And Meru has been lovely. We climbed through beautiful forests on our way up–I kept stopping to look at flowers and radiantly-colored sunbirds. Unable to mantain my normal blithe speed on a longer hike I had to proceed at the recommened pace, but that gave me more time to look around. Starting off, at the lower altitudes, we saw giraffes, buffalo, zebras. We walk with a ranger who carries a gun to deter over-interested animals.

Tomorrow will be hard: we’ll wake up long before dawn so we can see the sunrise from the summit, then undo all of today’s weary work by returning to the camp where we slept last night. I’m much more apprehensive about the down than I ever was about the up. Descending, as I’ve learned from every Matema trip, is not my strong suit.
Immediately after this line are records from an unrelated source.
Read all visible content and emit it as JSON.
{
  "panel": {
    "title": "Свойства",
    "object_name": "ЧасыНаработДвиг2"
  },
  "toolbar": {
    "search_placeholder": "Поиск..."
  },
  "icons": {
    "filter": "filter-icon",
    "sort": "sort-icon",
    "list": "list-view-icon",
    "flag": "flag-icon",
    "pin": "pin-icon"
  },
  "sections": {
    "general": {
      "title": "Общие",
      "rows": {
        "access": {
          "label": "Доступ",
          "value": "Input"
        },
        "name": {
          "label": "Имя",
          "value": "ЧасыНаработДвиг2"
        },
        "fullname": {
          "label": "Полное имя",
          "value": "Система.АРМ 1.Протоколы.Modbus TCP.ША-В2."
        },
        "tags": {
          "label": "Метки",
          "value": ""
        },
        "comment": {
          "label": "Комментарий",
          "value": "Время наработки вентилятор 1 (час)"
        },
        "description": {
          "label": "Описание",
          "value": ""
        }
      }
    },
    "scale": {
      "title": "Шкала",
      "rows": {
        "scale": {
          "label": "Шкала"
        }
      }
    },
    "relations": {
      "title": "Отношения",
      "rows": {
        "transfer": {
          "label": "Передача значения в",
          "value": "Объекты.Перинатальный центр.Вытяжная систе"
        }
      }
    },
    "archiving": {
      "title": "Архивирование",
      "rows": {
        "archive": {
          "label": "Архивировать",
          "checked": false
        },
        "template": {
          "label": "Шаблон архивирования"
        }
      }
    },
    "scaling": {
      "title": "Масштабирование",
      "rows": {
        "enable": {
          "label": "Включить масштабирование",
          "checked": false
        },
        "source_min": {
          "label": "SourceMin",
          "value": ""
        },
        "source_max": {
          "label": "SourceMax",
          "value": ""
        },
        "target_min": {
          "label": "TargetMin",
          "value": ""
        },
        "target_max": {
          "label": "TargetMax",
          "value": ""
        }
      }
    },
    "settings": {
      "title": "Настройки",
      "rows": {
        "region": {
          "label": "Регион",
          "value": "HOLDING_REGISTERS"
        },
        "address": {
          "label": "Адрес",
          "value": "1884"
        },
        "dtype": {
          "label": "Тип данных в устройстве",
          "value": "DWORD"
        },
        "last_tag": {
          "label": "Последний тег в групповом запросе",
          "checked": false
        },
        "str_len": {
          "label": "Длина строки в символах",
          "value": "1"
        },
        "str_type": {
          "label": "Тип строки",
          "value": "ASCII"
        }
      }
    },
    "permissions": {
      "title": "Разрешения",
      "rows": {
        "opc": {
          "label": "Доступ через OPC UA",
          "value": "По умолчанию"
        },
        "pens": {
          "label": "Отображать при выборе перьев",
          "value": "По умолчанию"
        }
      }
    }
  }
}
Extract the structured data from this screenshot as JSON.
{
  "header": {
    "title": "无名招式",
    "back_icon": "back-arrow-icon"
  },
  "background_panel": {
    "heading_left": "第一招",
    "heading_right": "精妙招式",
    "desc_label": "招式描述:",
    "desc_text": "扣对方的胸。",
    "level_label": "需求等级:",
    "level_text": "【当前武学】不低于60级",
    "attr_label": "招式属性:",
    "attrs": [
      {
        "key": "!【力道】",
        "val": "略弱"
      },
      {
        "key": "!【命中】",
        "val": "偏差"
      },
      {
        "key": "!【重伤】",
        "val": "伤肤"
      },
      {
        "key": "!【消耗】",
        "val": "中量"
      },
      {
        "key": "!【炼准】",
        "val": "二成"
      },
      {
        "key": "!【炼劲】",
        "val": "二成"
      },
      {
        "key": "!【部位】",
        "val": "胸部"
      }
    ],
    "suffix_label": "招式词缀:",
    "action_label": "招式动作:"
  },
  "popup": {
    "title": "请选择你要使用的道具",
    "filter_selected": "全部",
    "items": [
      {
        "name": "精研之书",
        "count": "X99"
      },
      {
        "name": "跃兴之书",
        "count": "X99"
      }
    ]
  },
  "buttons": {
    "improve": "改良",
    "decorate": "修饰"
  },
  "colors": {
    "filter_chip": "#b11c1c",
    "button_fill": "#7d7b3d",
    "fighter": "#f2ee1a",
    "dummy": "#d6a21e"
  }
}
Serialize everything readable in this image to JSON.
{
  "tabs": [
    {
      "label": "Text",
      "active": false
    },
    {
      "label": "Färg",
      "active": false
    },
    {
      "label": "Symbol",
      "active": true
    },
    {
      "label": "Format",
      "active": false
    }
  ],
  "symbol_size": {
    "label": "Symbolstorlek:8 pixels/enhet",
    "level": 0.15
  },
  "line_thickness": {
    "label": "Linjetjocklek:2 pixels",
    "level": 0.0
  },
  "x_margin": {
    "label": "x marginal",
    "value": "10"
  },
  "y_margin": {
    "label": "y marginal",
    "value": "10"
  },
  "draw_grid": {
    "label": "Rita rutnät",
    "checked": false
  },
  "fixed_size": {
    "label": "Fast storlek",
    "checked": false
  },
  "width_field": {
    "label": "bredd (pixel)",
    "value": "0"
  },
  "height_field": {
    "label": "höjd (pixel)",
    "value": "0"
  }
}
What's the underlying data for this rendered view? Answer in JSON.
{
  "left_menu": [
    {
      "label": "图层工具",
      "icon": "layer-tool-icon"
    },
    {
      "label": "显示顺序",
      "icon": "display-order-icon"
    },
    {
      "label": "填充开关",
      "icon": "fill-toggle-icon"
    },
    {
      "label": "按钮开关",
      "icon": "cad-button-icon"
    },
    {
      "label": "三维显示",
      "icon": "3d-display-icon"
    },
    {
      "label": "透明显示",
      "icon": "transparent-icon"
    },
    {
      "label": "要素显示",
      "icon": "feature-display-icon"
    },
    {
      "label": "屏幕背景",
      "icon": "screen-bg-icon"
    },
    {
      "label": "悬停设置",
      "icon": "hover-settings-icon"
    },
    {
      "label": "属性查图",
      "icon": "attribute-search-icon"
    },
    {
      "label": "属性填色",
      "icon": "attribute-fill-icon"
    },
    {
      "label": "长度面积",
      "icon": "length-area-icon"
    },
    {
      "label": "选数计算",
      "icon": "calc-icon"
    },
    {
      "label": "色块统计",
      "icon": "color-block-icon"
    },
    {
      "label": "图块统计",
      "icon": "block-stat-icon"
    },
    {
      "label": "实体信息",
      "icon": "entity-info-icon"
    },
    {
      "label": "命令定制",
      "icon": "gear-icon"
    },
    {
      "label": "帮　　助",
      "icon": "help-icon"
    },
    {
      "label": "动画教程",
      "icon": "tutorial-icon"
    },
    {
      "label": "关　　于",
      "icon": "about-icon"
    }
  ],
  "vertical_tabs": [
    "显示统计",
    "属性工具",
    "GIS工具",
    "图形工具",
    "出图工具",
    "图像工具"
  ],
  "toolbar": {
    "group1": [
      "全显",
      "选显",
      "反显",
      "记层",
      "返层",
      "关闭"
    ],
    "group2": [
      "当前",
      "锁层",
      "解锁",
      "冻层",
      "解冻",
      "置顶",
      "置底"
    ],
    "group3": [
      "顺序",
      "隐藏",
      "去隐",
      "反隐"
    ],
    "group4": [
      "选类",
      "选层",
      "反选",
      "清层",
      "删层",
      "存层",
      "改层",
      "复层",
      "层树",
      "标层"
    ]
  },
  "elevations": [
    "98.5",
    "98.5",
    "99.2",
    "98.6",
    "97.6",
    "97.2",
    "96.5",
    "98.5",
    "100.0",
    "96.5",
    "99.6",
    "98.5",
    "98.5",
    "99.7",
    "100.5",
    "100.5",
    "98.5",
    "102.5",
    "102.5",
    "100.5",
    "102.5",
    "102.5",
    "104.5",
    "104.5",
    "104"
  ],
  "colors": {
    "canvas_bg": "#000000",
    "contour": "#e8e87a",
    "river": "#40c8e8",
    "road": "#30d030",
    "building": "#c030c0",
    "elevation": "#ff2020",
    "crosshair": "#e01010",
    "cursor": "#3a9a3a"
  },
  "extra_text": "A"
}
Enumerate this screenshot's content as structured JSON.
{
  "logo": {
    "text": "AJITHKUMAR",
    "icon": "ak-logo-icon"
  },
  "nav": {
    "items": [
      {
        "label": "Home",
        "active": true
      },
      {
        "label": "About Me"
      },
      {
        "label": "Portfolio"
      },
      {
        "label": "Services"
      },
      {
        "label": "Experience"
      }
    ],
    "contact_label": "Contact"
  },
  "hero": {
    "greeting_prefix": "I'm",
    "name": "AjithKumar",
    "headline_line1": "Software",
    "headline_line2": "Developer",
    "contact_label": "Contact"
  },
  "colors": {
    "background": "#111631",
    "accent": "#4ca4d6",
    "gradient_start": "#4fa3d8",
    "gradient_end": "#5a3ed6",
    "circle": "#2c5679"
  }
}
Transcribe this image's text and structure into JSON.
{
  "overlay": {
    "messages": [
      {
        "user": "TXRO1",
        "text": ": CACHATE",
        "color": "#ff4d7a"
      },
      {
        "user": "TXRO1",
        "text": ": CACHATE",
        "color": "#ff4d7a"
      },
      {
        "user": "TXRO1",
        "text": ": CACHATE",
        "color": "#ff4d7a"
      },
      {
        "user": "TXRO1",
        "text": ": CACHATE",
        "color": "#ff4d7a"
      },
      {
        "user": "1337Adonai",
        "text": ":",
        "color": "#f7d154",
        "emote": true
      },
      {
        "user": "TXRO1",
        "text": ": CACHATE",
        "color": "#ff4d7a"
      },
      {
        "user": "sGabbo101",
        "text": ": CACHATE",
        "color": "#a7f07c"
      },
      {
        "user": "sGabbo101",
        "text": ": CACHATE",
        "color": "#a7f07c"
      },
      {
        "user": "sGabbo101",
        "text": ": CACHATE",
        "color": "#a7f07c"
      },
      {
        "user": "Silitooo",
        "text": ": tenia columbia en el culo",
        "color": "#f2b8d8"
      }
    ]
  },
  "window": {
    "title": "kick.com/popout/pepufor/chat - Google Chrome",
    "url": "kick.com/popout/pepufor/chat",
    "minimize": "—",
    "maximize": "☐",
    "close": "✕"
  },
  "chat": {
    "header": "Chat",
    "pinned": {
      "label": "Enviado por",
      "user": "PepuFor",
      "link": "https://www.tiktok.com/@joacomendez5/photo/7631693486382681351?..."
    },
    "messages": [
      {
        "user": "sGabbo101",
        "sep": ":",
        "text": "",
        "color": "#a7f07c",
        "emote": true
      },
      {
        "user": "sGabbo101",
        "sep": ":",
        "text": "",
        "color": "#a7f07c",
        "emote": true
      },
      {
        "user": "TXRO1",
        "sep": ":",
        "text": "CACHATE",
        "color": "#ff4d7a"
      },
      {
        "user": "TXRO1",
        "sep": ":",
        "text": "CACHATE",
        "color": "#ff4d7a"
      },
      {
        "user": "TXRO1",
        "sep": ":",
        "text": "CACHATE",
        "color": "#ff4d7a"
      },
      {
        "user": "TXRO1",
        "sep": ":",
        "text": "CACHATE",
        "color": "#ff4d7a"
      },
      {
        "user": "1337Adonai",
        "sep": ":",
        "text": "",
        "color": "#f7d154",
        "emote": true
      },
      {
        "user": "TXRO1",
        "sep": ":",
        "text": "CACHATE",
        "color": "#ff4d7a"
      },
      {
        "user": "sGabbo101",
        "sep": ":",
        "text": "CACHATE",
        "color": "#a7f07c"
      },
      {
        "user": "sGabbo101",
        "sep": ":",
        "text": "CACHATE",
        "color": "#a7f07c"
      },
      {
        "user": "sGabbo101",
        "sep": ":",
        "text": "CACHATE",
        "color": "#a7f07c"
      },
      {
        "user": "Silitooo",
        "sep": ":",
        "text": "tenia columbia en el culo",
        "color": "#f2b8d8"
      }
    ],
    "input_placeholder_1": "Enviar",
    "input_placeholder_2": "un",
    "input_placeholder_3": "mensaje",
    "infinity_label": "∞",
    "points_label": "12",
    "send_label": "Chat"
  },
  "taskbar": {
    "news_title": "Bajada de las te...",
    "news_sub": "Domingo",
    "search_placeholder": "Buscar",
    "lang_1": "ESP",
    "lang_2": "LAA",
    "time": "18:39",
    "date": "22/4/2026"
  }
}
We woke up at midnight, started the ascent shortly before 1.30. As one of the women who climbed with us later said, in retrospect it seems likely that the early departure was motivated more by a desire for us not to see the terrain than for us to see the sunrise from the peak. If I’d been able to clearly see the jagged ridges and near-sheer rock faces we were crossing I don’t think I would have made it. By the time it was light out and we were on our way back I was too consumed by the need not to stress my injured knee and the desire to get back to camp and breakfast to spare much thought for the long drops below the rocks I was painstakingly pulling myself up.

For all that, though, I’m glad I did it. The volcanic landscape was overwhelming, jagged and alien. It looked like something that belonged at the bottom of the ocean, or on the moon. And sunrise over The Mountain was truly a sight to see, us and it the two islands in a sea of dappled grey clouds.

The best I can say about all that descending with an injured knee, though, is that it’s over.

Hiyo hiyo

This is the coldest part of the year, but it doesn’t seem as cold as it was last year. It doesn’t seem as anything as it was last year, really–it rained less (or so I thought); I’m less afraid of teaching, but less motivated too (as if that were possible); I keep more to myself, mostly making excuses to stay home instead of traveling. It doesn’t feel new anymore, doesn’t feel exciting. I suppose it’s just part of adjusting to the culture but sometimes I wish I hadn’t adjusted quite this well.

In the beginning there was always something to say, something noteworthy. Words flowed from my fingers like rivers, words of e-mails, blog posts. Now, like the water in the tap, the words come only sporadically. Sometimes they don’t come at all for days, weeks.

It’s all the same as it was when I got here, of course; it’s just become unexceptionable. Every day I walk out of the house, greeted by a chill wind or a warm breeze that seems as though it should smell of wisteria. There would have been a time when that would have been something to write about, something to tell. Now it’s just where I live. Experience something every day and you gradually develop an immunity to the sunset light on the mountains, the regal yet incredibly annoying black-and-white crows, the early-morning mist. And even though it’s all still there, I feel as though I’ve lost something.